At about 5 a.m. on Thursday, the Aurora spotted the stranded men’s emergency flares. The Hercules from CFB Greenwood circled nearby, but any parachuting would be tricky in the high winds-especially since the shack was perched near a 2,000-foot-high cliff. Still, Sgt. Kevin Elliott and Cpl. Darcy St. Laurent parachuted from their Hercules and made their way towards the downed men. They never got there.

While on the ground making their way to the shack, Elliott and St. Laurent got word that the Labrador from Greenwood had reached the vicinity and would be able to land at the site. The two took shelter in a snow cave. (They were airlifted out three hours later.) It was now up to Carignan and Cpl. Darryl Cattell, who also spotted the flares with his night-vision goggles. In the distance, they could make out a survivor holding two sticks with burning embers-he was striking them together, sending sparks flying to attract help.

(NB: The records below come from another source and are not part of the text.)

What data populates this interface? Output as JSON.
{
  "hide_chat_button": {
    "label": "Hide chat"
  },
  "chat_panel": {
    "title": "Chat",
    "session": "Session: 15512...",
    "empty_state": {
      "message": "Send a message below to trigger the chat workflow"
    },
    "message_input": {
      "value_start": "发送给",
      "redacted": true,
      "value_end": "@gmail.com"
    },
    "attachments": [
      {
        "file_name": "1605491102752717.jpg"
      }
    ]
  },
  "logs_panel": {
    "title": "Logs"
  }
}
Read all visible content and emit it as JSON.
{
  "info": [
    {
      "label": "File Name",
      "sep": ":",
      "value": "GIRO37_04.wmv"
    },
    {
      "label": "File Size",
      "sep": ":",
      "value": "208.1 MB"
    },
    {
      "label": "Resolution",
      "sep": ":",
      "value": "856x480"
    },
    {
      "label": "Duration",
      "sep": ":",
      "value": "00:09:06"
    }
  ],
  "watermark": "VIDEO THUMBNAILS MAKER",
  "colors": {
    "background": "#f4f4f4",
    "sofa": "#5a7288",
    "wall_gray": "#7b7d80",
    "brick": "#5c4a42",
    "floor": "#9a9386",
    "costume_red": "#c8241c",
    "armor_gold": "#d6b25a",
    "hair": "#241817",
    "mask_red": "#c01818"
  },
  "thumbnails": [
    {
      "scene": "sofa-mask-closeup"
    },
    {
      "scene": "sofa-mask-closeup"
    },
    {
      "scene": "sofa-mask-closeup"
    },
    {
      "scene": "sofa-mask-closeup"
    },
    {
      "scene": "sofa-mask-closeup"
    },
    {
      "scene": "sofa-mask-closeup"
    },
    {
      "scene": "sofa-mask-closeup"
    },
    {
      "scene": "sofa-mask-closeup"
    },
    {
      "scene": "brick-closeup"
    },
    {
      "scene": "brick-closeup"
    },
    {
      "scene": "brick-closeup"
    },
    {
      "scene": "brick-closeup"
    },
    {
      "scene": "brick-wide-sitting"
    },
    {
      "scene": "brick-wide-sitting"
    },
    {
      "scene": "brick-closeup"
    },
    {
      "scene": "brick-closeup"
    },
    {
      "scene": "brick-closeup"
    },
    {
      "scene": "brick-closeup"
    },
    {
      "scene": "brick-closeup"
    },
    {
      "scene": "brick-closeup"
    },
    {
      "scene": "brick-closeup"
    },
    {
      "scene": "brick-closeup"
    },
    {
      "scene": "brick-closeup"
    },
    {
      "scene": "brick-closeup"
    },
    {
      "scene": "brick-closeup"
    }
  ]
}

The Labrador set down on a rocky outcrop about 25 m from the shack during a brief lull in the blizzard. The men were taken to the chopper and flown to a clinic in Kuujjuaq, Que. Later, Pelly and Krey were sent to the Montreal General Hospital, while McCoy and Daigle, who suffered lesser injuries, returned to Goose Bay, 725 km south of the crash scene. All four men suffered from smoke inhalation, were dehydrated and frostbitten. They also suffered whiplash and lacerations. But the fact that they were alive at all struck many as a miracle. As Carignan, a 11-year veteran of the search-and-rescue business, put it: “The whole ordeal is a tribute to the human ability to survive in almost any condition.”